● **TASK OBJECTIVE**
Copy out all the records, word for word.

● **SUPPLIED MATERIAL**
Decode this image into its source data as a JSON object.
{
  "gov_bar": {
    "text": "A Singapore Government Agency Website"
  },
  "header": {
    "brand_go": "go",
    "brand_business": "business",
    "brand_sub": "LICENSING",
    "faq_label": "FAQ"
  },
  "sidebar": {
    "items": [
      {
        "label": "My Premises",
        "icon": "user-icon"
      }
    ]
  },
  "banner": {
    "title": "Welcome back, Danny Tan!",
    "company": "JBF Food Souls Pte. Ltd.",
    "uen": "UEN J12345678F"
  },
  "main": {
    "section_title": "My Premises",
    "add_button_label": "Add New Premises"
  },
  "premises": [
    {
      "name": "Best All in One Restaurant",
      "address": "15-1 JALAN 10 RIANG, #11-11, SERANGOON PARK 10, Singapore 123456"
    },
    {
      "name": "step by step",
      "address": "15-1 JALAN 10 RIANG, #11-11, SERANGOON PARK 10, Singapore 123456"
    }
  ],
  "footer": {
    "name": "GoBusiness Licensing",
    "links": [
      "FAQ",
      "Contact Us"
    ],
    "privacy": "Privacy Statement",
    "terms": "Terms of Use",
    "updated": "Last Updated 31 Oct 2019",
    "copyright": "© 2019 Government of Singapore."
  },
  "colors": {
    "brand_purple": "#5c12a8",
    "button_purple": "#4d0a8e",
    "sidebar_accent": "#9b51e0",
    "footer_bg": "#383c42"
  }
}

● **ANSWER SECTION**
Decode this image into its source data as a JSON object.
{
  "gov_bar": {
    "text": "A Singapore Government Agency Website"
  },
  "header": {
    "brand_go": "go",
    "brand_business": "business",
    "brand_sub": "LICENSING",
    "faq_label": "FAQ"
  },
  "sidebar": {
    "items": [
      {
        "label": "My Premises",
        "icon": "user-icon"
      }
    ]
  },
  "banner": {
    "title": "Welcome back, Danny Tan!",
    "company": "JBF Food Souls Pte. Ltd.",
    "uen": "UEN J12345678F"
  },
  "main": {
    "section_title": "My Premises",
    "add_button_label": "Add New Premises"
  },
  "premises": [
    {
      "name": "Best All in One Restaurant",
      "address": "15-1 JALAN 10 RIANG, #11-11, SERANGOON PARK 10, Singapore 123456"
    },
    {
      "name": "step by step",
      "address": "15-1 JALAN 10 RIANG, #11-11, SERANGOON PARK 10, Singapore 123456"
    }
  ],
  "footer": {
    "name": "GoBusiness Licensing",
    "links": [
      "FAQ",
      "Contact Us"
    ],
    "privacy": "Privacy Statement",
    "terms": "Terms of Use",
    "updated": "Last Updated 31 Oct 2019",
    "copyright": "© 2019 Government of Singapore."
  },
  "colors": {
    "brand_purple": "#5c12a8",
    "button_purple": "#4d0a8e",
    "sidebar_accent": "#9b51e0",
    "footer_bg": "#383c42"
  }
}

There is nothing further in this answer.